2023 journal article

Riparian buffers increase future baseflow and reduce peakflows in a developing watershed

Science of The Total Environment, 862, 160834.

co-author countries: United States of America 🇺🇸
MeSH headings : Ecosystem; Forests; Soil; Rivers; Climate Change
Source: ORCID
Added: April 4, 2023
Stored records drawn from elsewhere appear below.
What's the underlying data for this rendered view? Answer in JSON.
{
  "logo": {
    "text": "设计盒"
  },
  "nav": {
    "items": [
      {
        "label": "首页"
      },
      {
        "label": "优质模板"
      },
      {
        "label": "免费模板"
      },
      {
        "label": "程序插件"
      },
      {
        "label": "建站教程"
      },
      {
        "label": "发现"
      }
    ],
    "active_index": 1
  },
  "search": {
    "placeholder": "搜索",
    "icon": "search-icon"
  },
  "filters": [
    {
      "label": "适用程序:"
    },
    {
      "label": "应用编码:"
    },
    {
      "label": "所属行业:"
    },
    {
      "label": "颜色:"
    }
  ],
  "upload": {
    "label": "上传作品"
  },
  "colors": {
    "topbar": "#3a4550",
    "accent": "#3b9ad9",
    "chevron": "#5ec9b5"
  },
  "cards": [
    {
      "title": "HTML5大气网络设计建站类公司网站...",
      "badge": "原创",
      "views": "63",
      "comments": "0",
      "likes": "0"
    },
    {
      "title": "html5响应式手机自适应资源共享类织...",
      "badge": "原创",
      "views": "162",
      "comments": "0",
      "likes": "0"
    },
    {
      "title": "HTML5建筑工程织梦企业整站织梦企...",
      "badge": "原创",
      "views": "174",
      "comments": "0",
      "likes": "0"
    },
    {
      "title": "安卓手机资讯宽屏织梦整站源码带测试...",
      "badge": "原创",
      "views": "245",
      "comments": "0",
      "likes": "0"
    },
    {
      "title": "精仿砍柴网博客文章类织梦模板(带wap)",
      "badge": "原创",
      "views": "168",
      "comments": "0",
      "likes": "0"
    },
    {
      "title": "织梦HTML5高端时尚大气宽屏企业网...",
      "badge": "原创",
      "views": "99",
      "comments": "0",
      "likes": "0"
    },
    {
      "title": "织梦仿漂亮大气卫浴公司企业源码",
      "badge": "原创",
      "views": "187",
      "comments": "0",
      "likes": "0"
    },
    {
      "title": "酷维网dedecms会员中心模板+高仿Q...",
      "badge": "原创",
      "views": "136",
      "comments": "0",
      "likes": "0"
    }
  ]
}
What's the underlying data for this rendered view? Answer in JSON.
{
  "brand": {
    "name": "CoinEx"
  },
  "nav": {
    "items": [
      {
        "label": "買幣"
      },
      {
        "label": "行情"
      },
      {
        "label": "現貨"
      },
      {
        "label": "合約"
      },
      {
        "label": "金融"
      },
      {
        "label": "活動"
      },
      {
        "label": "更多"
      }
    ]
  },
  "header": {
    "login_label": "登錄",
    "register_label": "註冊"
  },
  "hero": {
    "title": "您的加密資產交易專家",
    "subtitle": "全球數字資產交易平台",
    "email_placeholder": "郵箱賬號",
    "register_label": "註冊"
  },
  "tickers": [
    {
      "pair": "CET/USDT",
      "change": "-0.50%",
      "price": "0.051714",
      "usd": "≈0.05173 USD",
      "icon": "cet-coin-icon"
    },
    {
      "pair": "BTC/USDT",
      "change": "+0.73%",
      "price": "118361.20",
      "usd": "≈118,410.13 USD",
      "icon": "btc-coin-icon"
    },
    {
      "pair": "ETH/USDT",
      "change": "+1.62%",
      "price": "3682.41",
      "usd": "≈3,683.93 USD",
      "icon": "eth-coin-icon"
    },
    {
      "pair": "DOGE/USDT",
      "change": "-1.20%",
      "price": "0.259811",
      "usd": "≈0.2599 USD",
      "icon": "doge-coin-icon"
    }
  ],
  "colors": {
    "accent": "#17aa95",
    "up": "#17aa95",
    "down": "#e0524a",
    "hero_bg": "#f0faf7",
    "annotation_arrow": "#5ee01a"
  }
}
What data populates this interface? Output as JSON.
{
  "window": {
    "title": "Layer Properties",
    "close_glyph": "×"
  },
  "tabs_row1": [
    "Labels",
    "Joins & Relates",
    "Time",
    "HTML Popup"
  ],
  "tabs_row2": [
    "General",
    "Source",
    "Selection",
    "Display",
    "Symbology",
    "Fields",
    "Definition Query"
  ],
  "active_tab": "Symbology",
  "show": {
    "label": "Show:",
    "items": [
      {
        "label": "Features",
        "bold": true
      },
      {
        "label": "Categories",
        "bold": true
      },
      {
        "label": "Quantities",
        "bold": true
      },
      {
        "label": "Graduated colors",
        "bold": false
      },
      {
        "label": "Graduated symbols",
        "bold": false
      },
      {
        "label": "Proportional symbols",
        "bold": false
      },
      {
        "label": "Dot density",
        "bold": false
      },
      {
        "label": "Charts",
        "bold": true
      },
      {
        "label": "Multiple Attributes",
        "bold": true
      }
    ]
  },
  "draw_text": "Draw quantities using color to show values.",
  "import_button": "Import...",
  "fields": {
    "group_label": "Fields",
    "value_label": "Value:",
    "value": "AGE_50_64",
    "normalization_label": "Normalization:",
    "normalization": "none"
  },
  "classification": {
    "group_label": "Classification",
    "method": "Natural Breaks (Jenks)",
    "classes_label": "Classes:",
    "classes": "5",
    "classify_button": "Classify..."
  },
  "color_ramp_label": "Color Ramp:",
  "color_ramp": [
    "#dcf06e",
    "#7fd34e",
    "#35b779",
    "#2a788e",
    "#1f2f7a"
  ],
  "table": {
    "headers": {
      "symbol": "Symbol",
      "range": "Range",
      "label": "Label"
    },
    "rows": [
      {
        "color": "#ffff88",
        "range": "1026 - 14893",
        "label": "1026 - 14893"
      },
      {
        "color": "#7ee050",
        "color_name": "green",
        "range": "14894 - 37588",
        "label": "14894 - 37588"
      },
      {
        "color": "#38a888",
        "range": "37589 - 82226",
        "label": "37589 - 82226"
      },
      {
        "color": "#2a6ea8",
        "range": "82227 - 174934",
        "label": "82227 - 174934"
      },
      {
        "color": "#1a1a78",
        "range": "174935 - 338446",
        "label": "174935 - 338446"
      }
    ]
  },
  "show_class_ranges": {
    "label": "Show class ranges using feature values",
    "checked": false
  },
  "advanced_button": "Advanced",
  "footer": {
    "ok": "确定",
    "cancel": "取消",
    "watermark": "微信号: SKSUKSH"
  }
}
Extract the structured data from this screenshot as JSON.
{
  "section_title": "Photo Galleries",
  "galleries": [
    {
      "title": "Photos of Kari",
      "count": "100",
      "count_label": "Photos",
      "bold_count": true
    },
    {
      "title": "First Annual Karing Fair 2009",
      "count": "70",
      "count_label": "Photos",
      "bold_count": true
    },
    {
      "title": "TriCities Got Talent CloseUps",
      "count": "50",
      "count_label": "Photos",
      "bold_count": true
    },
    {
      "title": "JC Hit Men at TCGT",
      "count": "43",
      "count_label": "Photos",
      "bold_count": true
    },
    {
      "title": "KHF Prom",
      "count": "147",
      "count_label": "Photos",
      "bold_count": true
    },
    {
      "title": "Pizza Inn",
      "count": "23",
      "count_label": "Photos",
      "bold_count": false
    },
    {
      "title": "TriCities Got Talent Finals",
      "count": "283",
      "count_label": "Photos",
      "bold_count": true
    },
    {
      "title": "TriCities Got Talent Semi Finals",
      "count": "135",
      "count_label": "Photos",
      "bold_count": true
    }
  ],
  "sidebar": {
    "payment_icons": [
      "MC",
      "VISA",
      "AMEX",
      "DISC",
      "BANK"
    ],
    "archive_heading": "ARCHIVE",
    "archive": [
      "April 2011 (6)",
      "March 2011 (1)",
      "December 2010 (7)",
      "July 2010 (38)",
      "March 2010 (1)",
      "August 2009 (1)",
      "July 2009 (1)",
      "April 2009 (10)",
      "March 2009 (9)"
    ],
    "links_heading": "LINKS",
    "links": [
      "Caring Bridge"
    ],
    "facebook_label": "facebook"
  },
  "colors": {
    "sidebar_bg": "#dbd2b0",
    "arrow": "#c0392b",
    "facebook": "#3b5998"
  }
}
Land conversion and climate change are stressing freshwater resources. Riparian areas, streamside vegetation/forest land, are critical for regulating hydrologic processes and riparian buffers are used as adaptive management strategies for mitigating land conversion effects. However, our ability to anticipate the efficacy of current and alternative riparian buffers under changing conditions remains limited. To address this information gap, we simulated hydrologic responses for different levels of buffer protection under a future scenario of land/climate change through the year 2060. We used the Soil and Water Assessment Tool (SWAT) to project future streamflow in the Upper Neuse River watershed in North Carolina, USA. We tested the capacity of riparian buffers to mitigate the effects of future land use and climate change on daily mean streamflow under three buffer treatments: present buffer widths and fully forested 15 m and 30 m buffers throughout the basin. The treatments were tested using a combination of a future climate change scenario and landcover projections that indicated a doubling of low-intensity development between 2017 and 2060. In areas with >50 % development, the 30 m buffers were particularly effective at increasing average daily streamflow during the lowest flow events by 4 % and decreasing flow during highest flow events by 3 % compared to no buffer protection. In areas between 20 and 50 % development, both 15 m and 30 m buffers reduced low flow by 8 % with minimal effects on high flow. Results indicate that standardized buffers might be more effective at a local scale with further research needing to focus on strategic buffer placement at the watershed scale. These findings highlight a novel approach for integrating buffers into hydrologic modeling and potential for improved methodology. Understanding the effects of riparian buffers on streamflow is crucial given the pressing need to develop innovative strategies that promote the conservation of invaluable ecosystem services.